At first glance, the Cold War design of the Blue Peacock doesn’t seem too strange. A massive nuclear mine, it was designed to be buried by British forces in West Germany and detonated to stop a hypothetical Soviet invasion of Western Europe.
However, the design suffered from a major flaw. Buried deep underground, the device would inevitably get cold, and if it got too chilly, the detonator might not be able to set off a nuclear explosion.
The proposed solution is where things take a turn for the weird. The scientists in charge of the project suggested that chickens be buried inside the casing of the bomb with enough food to keep them alive for a week. The body heat produced by the chickens would be enough to keep the device functional.[
Perhaps the oddest part of the whole story is that wrapping a nuclear bomb in chickens isn’t what got the project shelved. In fact, it was fully accepted as a sensible solution to a peculiar problem.

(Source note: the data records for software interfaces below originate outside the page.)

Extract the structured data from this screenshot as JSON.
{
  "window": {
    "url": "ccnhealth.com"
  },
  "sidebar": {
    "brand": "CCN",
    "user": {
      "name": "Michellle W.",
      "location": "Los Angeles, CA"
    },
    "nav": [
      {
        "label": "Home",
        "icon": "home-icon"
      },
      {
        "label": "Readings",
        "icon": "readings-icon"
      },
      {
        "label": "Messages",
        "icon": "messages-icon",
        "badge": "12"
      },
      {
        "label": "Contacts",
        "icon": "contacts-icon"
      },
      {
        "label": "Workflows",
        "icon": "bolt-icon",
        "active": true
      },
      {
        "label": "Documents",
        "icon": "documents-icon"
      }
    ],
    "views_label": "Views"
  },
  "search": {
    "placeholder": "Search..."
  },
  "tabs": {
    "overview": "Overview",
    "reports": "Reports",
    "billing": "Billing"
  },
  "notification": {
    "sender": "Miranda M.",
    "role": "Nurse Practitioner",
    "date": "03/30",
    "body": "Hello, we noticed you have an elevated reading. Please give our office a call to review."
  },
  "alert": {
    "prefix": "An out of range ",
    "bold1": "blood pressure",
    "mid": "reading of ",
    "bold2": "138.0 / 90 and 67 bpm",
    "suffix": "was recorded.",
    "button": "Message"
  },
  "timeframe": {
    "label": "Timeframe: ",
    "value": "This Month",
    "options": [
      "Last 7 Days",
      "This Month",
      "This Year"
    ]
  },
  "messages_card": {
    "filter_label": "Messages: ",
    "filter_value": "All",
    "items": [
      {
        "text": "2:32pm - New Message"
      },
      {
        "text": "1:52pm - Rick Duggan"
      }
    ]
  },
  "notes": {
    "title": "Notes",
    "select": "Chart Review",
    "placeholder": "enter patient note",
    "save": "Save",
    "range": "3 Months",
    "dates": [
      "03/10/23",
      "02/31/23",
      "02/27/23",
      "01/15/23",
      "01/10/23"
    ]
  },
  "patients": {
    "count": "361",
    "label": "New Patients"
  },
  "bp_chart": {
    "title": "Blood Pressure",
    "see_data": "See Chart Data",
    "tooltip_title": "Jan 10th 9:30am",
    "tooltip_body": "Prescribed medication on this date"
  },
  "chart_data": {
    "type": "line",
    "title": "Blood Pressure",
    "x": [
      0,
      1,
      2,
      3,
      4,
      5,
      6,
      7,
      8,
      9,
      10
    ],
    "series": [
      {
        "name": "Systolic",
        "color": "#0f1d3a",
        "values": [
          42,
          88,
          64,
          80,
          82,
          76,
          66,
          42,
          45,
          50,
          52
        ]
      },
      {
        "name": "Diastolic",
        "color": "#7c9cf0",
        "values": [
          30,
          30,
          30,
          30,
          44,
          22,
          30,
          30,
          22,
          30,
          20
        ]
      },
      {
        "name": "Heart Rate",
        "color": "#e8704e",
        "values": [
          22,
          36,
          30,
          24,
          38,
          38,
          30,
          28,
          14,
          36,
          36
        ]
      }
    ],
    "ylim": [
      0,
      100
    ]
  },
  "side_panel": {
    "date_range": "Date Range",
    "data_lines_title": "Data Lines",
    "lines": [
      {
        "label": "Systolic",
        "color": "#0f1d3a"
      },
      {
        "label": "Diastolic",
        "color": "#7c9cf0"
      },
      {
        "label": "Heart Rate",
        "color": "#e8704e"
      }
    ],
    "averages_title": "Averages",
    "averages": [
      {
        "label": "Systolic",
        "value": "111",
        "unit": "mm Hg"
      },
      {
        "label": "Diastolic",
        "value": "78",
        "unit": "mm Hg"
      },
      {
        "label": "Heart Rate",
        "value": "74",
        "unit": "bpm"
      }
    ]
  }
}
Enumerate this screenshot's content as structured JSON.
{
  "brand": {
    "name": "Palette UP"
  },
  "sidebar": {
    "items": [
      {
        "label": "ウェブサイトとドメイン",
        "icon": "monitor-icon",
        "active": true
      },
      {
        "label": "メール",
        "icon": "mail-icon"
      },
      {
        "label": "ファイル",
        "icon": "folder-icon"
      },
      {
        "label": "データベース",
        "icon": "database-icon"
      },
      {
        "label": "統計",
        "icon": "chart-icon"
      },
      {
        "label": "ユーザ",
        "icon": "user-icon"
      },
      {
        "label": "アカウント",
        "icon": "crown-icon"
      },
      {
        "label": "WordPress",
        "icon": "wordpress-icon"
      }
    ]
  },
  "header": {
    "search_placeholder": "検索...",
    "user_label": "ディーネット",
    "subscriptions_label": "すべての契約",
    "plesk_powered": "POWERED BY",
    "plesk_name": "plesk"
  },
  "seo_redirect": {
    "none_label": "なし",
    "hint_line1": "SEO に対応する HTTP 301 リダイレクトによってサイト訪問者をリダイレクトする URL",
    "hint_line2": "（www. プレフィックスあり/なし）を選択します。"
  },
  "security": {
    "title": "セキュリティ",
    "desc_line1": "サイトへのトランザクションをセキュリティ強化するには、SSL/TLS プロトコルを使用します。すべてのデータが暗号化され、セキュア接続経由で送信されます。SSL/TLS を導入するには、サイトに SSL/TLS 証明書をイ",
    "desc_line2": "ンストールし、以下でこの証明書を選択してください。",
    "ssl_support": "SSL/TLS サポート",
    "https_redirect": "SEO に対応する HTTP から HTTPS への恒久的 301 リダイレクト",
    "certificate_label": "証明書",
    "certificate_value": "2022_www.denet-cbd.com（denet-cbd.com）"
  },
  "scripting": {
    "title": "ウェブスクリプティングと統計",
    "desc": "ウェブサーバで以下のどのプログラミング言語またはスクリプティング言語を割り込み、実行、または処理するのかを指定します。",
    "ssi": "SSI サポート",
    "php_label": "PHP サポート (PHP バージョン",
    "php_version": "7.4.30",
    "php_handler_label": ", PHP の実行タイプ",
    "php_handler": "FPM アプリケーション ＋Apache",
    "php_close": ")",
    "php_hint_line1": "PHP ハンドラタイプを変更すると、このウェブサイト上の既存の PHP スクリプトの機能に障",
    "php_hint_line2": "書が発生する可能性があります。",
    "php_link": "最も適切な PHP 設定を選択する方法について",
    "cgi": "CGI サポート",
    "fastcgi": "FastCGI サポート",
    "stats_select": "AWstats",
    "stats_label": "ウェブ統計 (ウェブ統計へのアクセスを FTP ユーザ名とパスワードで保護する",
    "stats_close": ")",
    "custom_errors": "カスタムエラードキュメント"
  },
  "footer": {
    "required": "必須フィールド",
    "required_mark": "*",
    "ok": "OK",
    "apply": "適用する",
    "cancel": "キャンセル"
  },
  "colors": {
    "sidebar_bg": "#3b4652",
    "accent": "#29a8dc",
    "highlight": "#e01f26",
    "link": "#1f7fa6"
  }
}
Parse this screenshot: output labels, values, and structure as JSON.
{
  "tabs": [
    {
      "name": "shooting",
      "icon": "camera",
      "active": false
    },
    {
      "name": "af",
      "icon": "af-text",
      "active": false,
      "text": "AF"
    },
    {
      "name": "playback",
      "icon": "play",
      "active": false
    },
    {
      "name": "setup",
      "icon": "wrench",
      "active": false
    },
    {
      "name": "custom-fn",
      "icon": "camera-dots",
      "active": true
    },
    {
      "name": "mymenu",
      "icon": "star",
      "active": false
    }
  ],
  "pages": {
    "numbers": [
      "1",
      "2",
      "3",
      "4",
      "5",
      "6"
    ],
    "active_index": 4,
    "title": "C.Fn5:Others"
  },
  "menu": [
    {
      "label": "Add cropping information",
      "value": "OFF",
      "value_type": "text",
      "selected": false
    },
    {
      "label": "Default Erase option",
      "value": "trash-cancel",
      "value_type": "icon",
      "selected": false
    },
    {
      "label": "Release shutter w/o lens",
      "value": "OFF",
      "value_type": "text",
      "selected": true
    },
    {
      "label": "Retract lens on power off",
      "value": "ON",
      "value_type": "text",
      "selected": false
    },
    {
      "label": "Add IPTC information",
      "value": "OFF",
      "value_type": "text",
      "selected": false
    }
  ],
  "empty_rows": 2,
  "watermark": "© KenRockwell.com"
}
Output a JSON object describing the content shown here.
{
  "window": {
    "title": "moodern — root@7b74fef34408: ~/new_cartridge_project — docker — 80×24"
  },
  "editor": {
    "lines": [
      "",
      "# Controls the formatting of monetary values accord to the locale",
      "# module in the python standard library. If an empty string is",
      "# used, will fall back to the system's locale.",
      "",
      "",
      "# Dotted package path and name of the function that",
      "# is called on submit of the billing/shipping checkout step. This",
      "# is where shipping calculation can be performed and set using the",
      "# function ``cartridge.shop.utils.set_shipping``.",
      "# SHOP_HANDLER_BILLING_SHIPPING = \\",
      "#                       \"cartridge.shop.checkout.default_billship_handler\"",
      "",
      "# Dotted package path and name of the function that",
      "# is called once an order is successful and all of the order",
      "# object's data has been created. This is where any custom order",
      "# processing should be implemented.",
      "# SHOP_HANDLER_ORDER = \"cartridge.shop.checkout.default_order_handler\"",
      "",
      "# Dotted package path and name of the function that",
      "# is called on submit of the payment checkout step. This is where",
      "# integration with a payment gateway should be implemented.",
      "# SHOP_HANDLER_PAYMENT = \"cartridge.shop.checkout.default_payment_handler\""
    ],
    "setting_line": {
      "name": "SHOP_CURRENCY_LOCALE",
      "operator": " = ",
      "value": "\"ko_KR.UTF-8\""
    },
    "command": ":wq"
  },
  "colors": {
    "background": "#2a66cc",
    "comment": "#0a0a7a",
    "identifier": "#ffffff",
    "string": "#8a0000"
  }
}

The problem wasn’t the political tangle of burying nuclear bombs in an allied nation, either. It was simply that the British decided that the amount of nuclear fallout that would be produced by the Blue Peacock’s detonation would be unacceptably high.